Hiding the hard work
The snowy weather that lies beyond the office window today may have put a temporary stop to our upland path repairs, but it won't keep me from spreading an important message about the sustainable and yet largely hidden work that we do on the Lake District fells.
Room with a view
Set in front of a hazy backdrop of distant fells are snowclad pines and larch, standing like winter watchmen on the nearby field boundary. Hardy Herdwick tups bend double against the blizzard. A bramble bush that resembles an icy web of spiders' threads harbours a confused pair of blue tits that had begun an early attempt at a nest in the previous week’s unnaturally warm weather.
This winter ‘onding’ (old northern English dialect for heavy snowfall) puts a dampener not only to the usual hustle and bustle of the valley but also to the pace of our work.
Not your average winter
Standard winter work for an upland ranger is off the fell tops and down in the relative shelter of the valleys.
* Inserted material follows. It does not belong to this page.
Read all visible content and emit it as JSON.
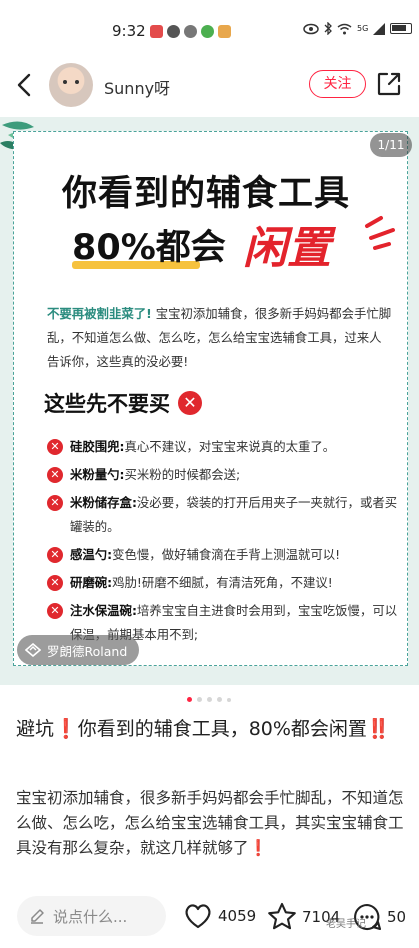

This year is a little different.
We’re building tree cages in which to plant the forests of the future up at the top end of the Langstrath valley, alongside constructing a handful of small experimental sheep exclosures atop Thorneythwaite fell which will help us monitor what happens to the vegetation when grazing pressure is reduced.
If you’re thinking both of these projects have a certain ‘uplandy’ feel to them you’d be right and this means it's too dangerous for us to attempt in today's snowy conditions, hence why I'm sharing my reflections instead.
The importance of appearing idle
One lesson that is at the forefront of my mind may sound a little strange; it is the importance of appearing idle. There's no other job I can think of where so much work is put into making it look like you have done absolutely nothing! We even return to check our previous work occasionally to make sure it still looks like we were never there in the first place. When we meet visitors on the paths, they are often confused, simply thinking the paths are as old as the hills never realising our new repairs are beneath their feet. That’s when you know you’re doing a good job.
30 million boots
In order for the Lakes to remain the special landscape that we know and love, the paths that cross it must be maintained - we have upward of 15 million visitors a year, that’s a potential 30 million boots! This causes a lot of wear and tear with erosion further increased by the ever reliable weather.
Any repair work must have the minimum amount of impact on the landscape with the maximum amount sustainability; it must also 'fit' the surrounding landscape without detracting from the view and provide the walker with enough of a visual incentive to stick to the path.
Our job, the more I think of it, is a fine balance of many opposing factors.
Our part in this long cherished landscape will always be necessary so long as it continues to be walked, ran, biked, rode, swam, farmed and loved by a worldwide collective of outdoor enthusiasts and peace seekers.
We’ll soon be hand-filling bags of stone for the coming season of path repairs again, so if you see one of our bags on your travels spare a thought for the seldom-seen folk that fixed the path on which you tread, taking care to make sure it looks like they were never there.